Problem to work on
The lines to copy from the listing below are those that contain the string "JSON".
• • • • • • •
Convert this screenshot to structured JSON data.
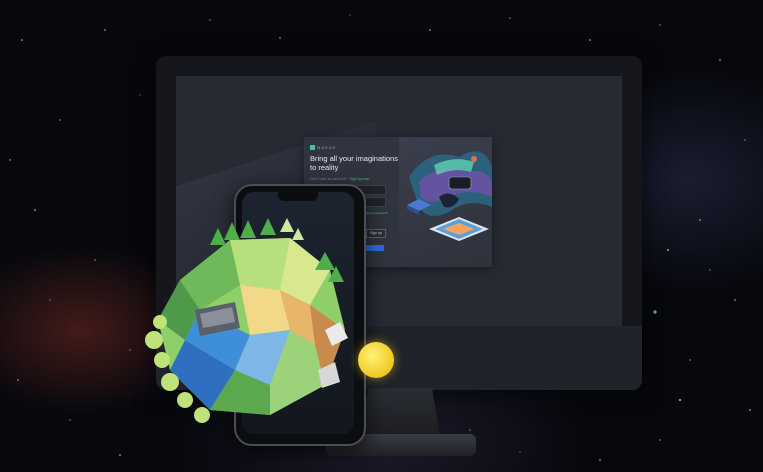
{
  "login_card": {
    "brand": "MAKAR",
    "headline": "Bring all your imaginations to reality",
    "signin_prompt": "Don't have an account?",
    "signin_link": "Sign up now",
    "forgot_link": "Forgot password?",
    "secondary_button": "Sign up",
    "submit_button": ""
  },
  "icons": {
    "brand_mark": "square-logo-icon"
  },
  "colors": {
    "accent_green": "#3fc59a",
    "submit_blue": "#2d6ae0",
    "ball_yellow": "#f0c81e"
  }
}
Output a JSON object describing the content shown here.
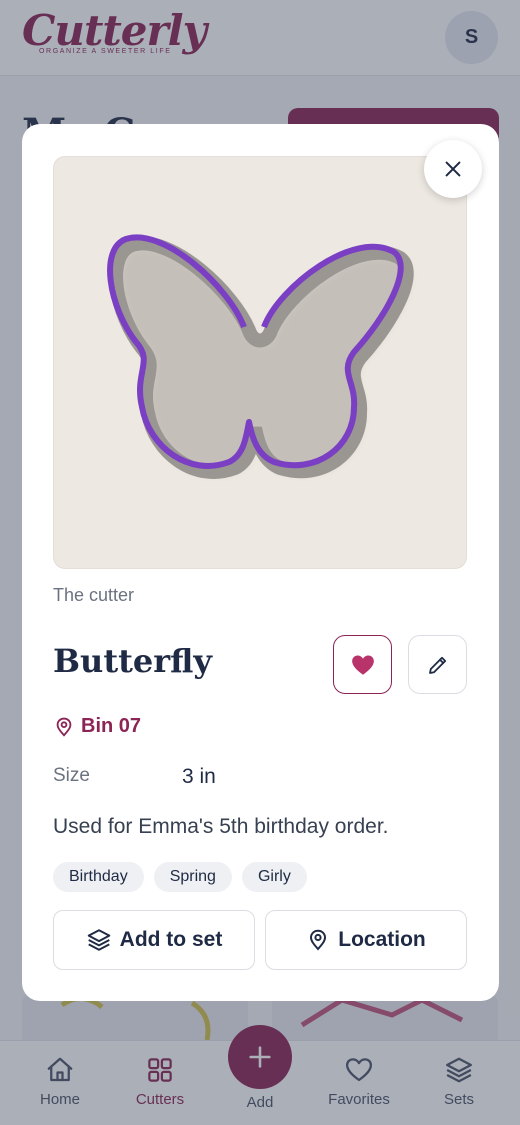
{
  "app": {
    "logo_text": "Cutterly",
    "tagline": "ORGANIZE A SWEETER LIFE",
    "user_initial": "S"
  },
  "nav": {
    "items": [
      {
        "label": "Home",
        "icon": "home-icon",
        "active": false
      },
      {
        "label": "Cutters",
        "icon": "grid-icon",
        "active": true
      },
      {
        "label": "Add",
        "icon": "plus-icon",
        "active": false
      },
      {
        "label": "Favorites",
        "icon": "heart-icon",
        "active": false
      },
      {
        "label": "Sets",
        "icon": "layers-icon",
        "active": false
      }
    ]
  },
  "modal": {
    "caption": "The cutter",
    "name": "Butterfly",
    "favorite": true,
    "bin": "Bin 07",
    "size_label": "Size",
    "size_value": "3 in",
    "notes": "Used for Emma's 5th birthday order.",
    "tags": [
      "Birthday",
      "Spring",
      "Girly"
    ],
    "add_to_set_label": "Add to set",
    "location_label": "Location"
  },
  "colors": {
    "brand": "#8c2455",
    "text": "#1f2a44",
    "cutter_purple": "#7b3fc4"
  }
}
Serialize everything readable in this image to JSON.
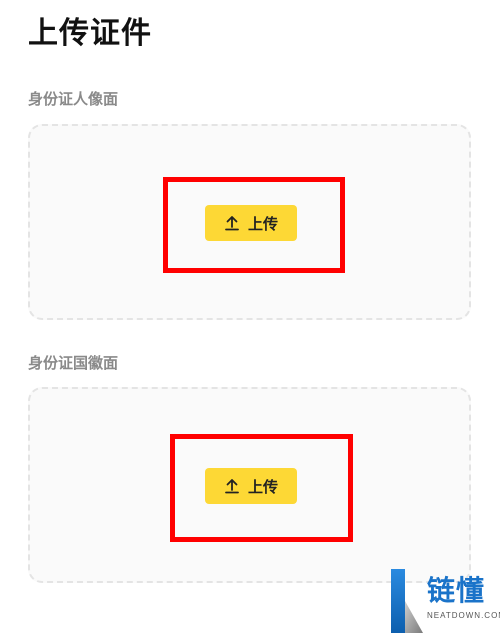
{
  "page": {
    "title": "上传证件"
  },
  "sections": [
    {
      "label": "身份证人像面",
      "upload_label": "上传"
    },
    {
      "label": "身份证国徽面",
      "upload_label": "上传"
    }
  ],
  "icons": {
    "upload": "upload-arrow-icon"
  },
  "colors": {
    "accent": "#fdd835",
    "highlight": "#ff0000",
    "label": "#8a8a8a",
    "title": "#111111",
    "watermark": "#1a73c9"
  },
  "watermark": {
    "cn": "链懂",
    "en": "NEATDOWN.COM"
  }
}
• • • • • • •
Answer
Convert this screenshot to structured JSON data.
Output a JSON object describing the content shown here.
Serialize everything readable in this image to JSON.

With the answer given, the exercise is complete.